President Obama largely avoided the issue of gun control during his first term, but with the fervent debate around gun legislation prompted by the Newtown massacre, and growing national attention on the violence in his hometown, Obama delivered what many in Chicago and across the country had been waiting for. Chicago residents have longed for the day when the president would return home and give them the attention they feel they--and the issue--deserve.
“It was unbelievable,” Stuart Taylor said of Obama’s remarks. “It was a very important message, that we as a community need to come together.”
Before the president’s speech, Aisha Truss-Miller, whose 17-year-old cousin was shot and killed last summer, just blocks from where Hadiya Pendleton was killed, said she feared that the president’s visit would be a “grand gesture” but not much more. “Until he speaks openly and honestly about the problems of gun violence and the trauma associated with it, only then will I think he’s trying to hold himself and American history accountable for sustaining the violence and the culture of violence in Chicago and elsewhere in the nation,” Truss-Miller told msnbc.com.
Truss-Miller said she was disappointed that the president did not directly address what she called “the generational trauma” inflicted upon inner city black youth.
“He did his job as the president,” Truss-Miller allowed. “But only time will tell what impact his words had on the young people in the room and those young people who weren’t in the room.”
In the days following Pendleton’s killing— little more than a week after she marched in Obama’s inaugural parade— Truss-Miller started a petition on Change.org asking that Obama come to Chicago and speak on the girl’s death. As the story gained national attention, the number of signers of the petition grew. In just a couple weeks more than 45,000 people signed the petition. Many have credited Obama’s homecoming to Truss-Miller and her petition. “I had to do something,” Truss-Miller said.
Before delivering his speech, Obama met privately with more than a dozen students at the school who are part of a youth anti-violence program, all young black men from the city’s South Side neighborhoods, not far from where Obama said “Michelle and I met, where we fell in love.” The crowd of hundreds, including students, politicians, and clergy collectively swooned in a chorus of “awwwww.”
“We needed to hear from the president up close and personal,” said Corey Stevens, 17, who was one of the students Obama met with. Stevens said that Obama opened up to them about his own mistakes as a young person, including smoking marijuana and drinking alcohol. “He told us he went through some of the same things we go through,” Stevens said. “That he’s like us.”
“I told them I had issues too,” Obama said during his speech. “And we talked about what it takes to change.” He talked to the crowd about gun control measures and the ways in which stable homes, families, and communities can help keep youth out of gangs and violence. Obama spoke broadly about the economic proposals laid out during his State of the Union address.

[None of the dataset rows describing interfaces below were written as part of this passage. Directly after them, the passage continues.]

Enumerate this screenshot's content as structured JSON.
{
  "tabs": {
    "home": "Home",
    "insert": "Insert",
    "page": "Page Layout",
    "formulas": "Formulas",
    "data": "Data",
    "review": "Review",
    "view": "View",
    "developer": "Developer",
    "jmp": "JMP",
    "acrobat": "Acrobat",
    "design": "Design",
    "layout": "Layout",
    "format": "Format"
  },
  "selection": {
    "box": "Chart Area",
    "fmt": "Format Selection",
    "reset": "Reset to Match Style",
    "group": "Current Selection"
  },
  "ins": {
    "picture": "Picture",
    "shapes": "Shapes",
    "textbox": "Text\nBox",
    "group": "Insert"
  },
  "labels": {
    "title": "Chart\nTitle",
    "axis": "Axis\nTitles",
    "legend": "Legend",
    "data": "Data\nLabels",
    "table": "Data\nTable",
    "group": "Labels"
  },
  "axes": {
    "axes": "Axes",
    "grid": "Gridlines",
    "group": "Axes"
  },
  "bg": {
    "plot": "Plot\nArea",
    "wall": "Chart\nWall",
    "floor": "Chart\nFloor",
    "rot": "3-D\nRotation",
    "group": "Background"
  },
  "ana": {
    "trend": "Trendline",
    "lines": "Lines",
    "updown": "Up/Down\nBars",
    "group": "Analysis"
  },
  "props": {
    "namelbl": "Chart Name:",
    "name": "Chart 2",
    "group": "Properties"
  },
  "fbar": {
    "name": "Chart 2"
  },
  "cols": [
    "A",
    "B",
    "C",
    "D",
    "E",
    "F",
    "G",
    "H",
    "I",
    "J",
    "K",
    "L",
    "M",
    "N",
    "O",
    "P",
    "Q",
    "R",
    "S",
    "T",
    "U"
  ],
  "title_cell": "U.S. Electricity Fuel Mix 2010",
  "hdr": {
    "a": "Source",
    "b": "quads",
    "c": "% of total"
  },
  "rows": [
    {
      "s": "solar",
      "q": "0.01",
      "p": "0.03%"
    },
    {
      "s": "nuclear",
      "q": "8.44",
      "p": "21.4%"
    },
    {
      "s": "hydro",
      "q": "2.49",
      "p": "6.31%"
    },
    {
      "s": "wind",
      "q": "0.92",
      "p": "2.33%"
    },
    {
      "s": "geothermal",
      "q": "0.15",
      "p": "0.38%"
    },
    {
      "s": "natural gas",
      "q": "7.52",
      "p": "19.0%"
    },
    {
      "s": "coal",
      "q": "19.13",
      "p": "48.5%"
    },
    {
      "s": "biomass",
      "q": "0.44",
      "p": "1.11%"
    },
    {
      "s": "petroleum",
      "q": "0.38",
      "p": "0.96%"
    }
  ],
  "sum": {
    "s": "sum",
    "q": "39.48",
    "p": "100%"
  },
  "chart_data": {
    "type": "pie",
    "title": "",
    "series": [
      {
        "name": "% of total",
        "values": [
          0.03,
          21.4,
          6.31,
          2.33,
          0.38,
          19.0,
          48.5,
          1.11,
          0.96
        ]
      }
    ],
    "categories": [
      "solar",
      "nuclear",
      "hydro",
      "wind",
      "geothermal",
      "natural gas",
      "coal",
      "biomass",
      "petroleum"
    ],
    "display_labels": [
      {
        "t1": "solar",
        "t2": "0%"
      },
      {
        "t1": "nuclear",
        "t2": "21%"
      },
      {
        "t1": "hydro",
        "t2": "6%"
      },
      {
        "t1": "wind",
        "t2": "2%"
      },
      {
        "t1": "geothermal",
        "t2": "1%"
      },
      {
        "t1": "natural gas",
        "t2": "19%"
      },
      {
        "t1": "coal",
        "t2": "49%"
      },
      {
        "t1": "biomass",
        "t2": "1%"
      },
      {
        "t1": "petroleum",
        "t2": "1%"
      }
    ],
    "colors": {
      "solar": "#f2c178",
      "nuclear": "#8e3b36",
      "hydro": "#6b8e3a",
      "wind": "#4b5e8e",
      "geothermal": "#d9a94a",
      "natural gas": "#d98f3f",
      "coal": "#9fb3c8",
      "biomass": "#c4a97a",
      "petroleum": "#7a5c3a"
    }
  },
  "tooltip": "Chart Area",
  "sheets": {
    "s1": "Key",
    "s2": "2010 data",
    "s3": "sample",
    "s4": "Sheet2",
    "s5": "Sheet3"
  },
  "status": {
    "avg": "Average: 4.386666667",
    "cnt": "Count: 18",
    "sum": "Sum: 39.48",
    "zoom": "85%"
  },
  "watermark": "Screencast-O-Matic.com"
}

The Chicago event capped a post-State of the Union tour this week that took Obama to Asheville, NC, on Wednesday and Decatur, GA, on Thursday, focused mostly on proposals to strengthen the economy for the middle class through so-called “ladders of opportunity” which include raising the minimum wage to $9 and expanding early childhood education.
In closing his Chicago remarks, the president talked about Hadiya’s trip to Washington just a week before she was killed, to march in his inaugural parade and take in the sites and monuments. He said she and her classmates visited the Rev. Martin Luther King Jr. monument, and that the monument was a “testament not to work that is completed, but to the work that remains unfinished.”
“His goal was not only to free us from the shackles of discrimination, but from the shadow of poverty that plagues too much of our country,” Obama said. “I cannot do it by myself,” he said, “we are going to have to do it together.”